Check each line of the entries below for the word "checkout", and copy the lines that have it.

Source data
--
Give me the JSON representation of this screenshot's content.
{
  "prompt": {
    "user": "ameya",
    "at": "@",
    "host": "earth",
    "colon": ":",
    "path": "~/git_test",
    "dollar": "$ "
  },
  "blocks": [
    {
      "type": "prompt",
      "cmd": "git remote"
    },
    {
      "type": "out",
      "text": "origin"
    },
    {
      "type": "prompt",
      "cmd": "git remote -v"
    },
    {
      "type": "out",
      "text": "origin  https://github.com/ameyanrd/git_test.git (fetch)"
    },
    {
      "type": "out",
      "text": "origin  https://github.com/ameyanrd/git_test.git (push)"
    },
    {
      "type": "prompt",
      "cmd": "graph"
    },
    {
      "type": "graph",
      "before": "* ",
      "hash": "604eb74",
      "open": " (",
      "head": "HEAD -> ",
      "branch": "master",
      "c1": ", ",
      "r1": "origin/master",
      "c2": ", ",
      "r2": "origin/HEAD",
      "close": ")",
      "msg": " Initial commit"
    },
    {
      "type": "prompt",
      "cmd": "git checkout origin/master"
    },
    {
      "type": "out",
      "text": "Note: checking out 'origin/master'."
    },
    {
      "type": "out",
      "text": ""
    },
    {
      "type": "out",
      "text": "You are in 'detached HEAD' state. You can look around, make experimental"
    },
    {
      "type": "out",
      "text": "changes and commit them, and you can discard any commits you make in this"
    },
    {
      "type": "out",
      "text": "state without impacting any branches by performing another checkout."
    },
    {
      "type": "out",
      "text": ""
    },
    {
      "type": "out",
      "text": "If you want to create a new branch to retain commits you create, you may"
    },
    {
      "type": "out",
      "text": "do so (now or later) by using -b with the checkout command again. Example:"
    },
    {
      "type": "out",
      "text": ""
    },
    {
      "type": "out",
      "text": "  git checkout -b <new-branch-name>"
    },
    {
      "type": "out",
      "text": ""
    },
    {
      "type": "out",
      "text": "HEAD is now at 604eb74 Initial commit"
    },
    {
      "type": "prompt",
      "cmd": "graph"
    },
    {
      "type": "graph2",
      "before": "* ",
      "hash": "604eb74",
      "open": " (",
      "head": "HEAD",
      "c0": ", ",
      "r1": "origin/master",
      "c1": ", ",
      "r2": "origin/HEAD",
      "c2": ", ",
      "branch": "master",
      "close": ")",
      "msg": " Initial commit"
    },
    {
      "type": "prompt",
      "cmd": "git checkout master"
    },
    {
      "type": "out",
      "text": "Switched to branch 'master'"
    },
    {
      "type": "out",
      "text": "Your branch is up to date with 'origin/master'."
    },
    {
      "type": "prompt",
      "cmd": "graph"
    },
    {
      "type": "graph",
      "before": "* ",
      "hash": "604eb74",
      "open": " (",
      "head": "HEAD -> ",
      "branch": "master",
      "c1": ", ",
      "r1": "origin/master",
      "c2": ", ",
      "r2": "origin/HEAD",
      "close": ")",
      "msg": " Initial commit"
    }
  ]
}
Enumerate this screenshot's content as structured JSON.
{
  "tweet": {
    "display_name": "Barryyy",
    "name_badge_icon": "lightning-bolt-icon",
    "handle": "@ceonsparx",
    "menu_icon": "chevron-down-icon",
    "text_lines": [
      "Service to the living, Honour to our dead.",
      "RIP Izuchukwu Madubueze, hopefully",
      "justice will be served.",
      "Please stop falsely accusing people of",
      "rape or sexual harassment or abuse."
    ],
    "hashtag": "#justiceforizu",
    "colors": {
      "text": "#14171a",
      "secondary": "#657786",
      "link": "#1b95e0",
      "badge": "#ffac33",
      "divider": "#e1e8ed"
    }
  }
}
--
Solution
      "cmd": "git checkout origin/master"
      "text": "state without impacting any branches by performing another checkout."
      "text": "do so (now or later) by using -b with the checkout command again. Example:"
      "text": "  git checkout -b <new-branch-name>"
      "cmd": "git checkout master"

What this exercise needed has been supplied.